Page and application data records:
BEGIN
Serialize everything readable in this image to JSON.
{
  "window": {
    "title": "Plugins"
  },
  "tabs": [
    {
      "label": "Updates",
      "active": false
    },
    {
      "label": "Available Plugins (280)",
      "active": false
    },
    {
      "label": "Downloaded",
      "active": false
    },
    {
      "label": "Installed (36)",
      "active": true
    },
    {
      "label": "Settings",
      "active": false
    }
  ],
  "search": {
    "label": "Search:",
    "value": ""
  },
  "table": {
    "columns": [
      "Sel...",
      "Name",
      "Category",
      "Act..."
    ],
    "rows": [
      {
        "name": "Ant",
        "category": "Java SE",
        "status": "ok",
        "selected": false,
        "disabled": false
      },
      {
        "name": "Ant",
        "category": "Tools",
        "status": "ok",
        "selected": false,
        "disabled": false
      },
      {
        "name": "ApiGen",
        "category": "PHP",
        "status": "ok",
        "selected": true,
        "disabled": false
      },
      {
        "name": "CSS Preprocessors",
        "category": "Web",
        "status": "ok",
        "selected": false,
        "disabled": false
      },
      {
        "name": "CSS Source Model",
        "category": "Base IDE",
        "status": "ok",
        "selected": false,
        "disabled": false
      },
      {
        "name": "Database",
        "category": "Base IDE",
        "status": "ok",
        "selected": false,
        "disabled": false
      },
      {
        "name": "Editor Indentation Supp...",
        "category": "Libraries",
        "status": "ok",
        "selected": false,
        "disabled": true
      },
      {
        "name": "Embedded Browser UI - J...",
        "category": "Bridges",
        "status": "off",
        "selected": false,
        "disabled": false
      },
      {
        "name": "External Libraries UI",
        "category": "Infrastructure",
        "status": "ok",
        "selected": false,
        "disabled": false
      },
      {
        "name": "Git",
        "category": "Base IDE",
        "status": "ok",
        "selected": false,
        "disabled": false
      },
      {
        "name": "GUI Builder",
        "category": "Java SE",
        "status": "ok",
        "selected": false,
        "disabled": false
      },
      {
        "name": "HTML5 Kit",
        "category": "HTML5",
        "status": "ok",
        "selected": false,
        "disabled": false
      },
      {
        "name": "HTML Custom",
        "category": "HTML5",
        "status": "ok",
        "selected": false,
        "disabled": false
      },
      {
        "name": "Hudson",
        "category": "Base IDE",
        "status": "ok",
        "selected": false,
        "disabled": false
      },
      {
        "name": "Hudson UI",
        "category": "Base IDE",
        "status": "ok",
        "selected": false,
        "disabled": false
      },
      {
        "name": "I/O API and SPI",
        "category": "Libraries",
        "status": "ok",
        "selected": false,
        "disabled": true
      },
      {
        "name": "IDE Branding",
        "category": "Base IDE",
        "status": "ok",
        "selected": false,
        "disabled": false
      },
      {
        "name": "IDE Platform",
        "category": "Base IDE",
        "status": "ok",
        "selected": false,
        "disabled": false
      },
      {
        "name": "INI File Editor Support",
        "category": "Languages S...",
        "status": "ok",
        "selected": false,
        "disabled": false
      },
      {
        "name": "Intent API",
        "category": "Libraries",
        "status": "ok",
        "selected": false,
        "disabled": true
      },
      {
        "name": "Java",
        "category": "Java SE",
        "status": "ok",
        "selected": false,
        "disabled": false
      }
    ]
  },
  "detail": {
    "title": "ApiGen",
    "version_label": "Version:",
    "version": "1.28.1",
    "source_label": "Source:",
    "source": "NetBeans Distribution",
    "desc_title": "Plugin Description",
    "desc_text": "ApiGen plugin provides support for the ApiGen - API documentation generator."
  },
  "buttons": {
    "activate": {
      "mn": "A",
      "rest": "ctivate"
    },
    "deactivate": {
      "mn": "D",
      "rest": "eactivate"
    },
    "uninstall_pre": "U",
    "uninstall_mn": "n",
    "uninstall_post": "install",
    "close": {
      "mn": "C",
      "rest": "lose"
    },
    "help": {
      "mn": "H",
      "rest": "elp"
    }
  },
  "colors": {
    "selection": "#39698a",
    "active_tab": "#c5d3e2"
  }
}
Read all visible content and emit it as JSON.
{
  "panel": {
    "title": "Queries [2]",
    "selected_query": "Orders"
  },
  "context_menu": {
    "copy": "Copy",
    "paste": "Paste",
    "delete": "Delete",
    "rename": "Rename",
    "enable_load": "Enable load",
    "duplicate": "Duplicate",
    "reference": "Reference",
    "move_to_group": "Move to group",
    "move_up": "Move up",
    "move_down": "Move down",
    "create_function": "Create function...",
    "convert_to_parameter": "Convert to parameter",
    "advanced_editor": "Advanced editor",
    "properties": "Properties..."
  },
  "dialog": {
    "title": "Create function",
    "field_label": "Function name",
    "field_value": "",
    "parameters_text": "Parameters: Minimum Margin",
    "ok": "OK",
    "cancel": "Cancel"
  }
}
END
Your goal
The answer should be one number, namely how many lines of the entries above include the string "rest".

The answer
4